Problem to work on :: Return each entry exactly, with none missing.

Data to process ::
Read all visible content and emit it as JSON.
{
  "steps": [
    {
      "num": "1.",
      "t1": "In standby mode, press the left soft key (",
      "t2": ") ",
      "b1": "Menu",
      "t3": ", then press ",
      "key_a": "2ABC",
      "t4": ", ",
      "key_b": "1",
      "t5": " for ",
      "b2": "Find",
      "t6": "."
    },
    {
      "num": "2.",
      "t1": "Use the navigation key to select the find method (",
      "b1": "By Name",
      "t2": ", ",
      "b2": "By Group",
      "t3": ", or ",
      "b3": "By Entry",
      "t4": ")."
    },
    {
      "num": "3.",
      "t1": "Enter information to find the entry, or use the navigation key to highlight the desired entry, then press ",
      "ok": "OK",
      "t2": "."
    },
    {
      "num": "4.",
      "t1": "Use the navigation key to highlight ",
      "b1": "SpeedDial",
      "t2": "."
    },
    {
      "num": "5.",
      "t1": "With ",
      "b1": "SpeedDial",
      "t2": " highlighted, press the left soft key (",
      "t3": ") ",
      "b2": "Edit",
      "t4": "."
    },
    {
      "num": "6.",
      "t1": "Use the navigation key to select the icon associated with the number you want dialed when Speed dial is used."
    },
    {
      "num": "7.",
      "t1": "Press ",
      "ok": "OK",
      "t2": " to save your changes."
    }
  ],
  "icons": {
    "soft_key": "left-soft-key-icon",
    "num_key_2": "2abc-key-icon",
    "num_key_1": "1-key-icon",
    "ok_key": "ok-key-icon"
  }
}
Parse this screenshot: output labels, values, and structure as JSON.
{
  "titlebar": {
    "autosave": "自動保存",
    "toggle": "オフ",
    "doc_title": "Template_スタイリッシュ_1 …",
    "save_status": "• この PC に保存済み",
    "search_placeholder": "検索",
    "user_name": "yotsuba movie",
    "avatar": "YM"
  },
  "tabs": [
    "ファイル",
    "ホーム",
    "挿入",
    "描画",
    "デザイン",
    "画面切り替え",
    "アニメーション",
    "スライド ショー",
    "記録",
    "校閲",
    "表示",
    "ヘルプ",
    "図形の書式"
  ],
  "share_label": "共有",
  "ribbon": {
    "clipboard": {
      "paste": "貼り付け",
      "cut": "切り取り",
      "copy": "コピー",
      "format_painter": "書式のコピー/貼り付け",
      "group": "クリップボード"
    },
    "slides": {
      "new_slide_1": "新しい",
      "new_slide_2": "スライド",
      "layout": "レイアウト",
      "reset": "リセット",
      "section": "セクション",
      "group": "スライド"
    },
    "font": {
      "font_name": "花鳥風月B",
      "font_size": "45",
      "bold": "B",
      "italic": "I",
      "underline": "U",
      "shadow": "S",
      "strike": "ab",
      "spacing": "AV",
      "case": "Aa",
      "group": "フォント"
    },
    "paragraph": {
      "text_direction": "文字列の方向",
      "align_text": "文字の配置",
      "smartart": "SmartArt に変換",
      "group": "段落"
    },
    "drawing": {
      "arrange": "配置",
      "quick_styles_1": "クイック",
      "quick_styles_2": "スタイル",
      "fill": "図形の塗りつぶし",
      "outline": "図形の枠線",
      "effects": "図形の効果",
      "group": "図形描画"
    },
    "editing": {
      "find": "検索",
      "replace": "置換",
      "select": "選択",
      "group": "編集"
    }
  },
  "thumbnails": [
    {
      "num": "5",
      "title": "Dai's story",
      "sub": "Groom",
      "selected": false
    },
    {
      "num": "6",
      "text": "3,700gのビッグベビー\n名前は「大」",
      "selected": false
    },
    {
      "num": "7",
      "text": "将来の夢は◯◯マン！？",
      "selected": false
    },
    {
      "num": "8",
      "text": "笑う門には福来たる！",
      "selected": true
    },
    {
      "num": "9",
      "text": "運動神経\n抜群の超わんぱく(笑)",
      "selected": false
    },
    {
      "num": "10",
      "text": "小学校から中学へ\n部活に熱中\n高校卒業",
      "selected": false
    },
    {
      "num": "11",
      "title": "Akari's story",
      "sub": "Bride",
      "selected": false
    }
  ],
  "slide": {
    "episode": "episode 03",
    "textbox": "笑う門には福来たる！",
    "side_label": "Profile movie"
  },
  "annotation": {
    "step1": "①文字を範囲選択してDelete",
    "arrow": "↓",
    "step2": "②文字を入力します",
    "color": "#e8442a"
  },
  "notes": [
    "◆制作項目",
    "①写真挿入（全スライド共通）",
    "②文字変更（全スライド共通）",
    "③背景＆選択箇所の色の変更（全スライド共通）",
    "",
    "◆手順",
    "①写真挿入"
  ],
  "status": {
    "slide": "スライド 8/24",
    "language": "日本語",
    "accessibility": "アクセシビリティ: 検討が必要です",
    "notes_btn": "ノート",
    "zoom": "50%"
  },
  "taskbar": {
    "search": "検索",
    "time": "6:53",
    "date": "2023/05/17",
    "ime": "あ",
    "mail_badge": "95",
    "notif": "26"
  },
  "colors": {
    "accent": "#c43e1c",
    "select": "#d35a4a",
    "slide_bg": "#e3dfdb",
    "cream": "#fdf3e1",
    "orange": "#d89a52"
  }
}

Solution ::
Read all visible content and emit it as JSON.
{
  "steps": [
    {
      "num": "1.",
      "t1": "In standby mode, press the left soft key (",
      "t2": ") ",
      "b1": "Menu",
      "t3": ", then press ",
      "key_a": "2ABC",
      "t4": ", ",
      "key_b": "1",
      "t5": " for ",
      "b2": "Find",
      "t6": "."
    },
    {
      "num": "2.",
      "t1": "Use the navigation key to select the find method (",
      "b1": "By Name",
      "t2": ", ",
      "b2": "By Group",
      "t3": ", or ",
      "b3": "By Entry",
      "t4": ")."
    },
    {
      "num": "3.",
      "t1": "Enter information to find the entry, or use the navigation key to highlight the desired entry, then press ",
      "ok": "OK",
      "t2": "."
    },
    {
      "num": "4.",
      "t1": "Use the navigation key to highlight ",
      "b1": "SpeedDial",
      "t2": "."
    },
    {
      "num": "5.",
      "t1": "With ",
      "b1": "SpeedDial",
      "t2": " highlighted, press the left soft key (",
      "t3": ") ",
      "b2": "Edit",
      "t4": "."
    },
    {
      "num": "6.",
      "t1": "Use the navigation key to select the icon associated with the number you want dialed when Speed dial is used."
    },
    {
      "num": "7.",
      "t1": "Press ",
      "ok": "OK",
      "t2": " to save your changes."
    }
  ],
  "icons": {
    "soft_key": "left-soft-key-icon",
    "num_key_2": "2abc-key-icon",
    "num_key_1": "1-key-icon",
    "ok_key": "ok-key-icon"
  }
}
Parse this screenshot: output labels, values, and structure as JSON.
{
  "titlebar": {
    "autosave": "自動保存",
    "toggle": "オフ",
    "doc_title": "Template_スタイリッシュ_1 …",
    "save_status": "• この PC に保存済み",
    "search_placeholder": "検索",
    "user_name": "yotsuba movie",
    "avatar": "YM"
  },
  "tabs": [
    "ファイル",
    "ホーム",
    "挿入",
    "描画",
    "デザイン",
    "画面切り替え",
    "アニメーション",
    "スライド ショー",
    "記録",
    "校閲",
    "表示",
    "ヘルプ",
    "図形の書式"
  ],
  "share_label": "共有",
  "ribbon": {
    "clipboard": {
      "paste": "貼り付け",
      "cut": "切り取り",
      "copy": "コピー",
      "format_painter": "書式のコピー/貼り付け",
      "group": "クリップボード"
    },
    "slides": {
      "new_slide_1": "新しい",
      "new_slide_2": "スライド",
      "layout": "レイアウト",
      "reset": "リセット",
      "section": "セクション",
      "group": "スライド"
    },
    "font": {
      "font_name": "花鳥風月B",
      "font_size": "45",
      "bold": "B",
      "italic": "I",
      "underline": "U",
      "shadow": "S",
      "strike": "ab",
      "spacing": "AV",
      "case": "Aa",
      "group": "フォント"
    },
    "paragraph": {
      "text_direction": "文字列の方向",
      "align_text": "文字の配置",
      "smartart": "SmartArt に変換",
      "group": "段落"
    },
    "drawing": {
      "arrange": "配置",
      "quick_styles_1": "クイック",
      "quick_styles_2": "スタイル",
      "fill": "図形の塗りつぶし",
      "outline": "図形の枠線",
      "effects": "図形の効果",
      "group": "図形描画"
    },
    "editing": {
      "find": "検索",
      "replace": "置換",
      "select": "選択",
      "group": "編集"
    }
  },
  "thumbnails": [
    {
      "num": "5",
      "title": "Dai's story",
      "sub": "Groom",
      "selected": false
    },
    {
      "num": "6",
      "text": "3,700gのビッグベビー\n名前は「大」",
      "selected": false
    },
    {
      "num": "7",
      "text": "将来の夢は◯◯マン！？",
      "selected": false
    },
    {
      "num": "8",
      "text": "笑う門には福来たる！",
      "selected": true
    },
    {
      "num": "9",
      "text": "運動神経\n抜群の超わんぱく(笑)",
      "selected": false
    },
    {
      "num": "10",
      "text": "小学校から中学へ\n部活に熱中\n高校卒業",
      "selected": false
    },
    {
      "num": "11",
      "title": "Akari's story",
      "sub": "Bride",
      "selected": false
    }
  ],
  "slide": {
    "episode": "episode 03",
    "textbox": "笑う門には福来たる！",
    "side_label": "Profile movie"
  },
  "annotation": {
    "step1": "①文字を範囲選択してDelete",
    "arrow": "↓",
    "step2": "②文字を入力します",
    "color": "#e8442a"
  },
  "notes": [
    "◆制作項目",
    "①写真挿入（全スライド共通）",
    "②文字変更（全スライド共通）",
    "③背景＆選択箇所の色の変更（全スライド共通）",
    "",
    "◆手順",
    "①写真挿入"
  ],
  "status": {
    "slide": "スライド 8/24",
    "language": "日本語",
    "accessibility": "アクセシビリティ: 検討が必要です",
    "notes_btn": "ノート",
    "zoom": "50%"
  },
  "taskbar": {
    "search": "検索",
    "time": "6:53",
    "date": "2023/05/17",
    "ime": "あ",
    "mail_badge": "95",
    "notif": "26"
  },
  "colors": {
    "accent": "#c43e1c",
    "select": "#d35a4a",
    "slide_bg": "#e3dfdb",
    "cream": "#fdf3e1",
    "orange": "#d89a52"
  }
}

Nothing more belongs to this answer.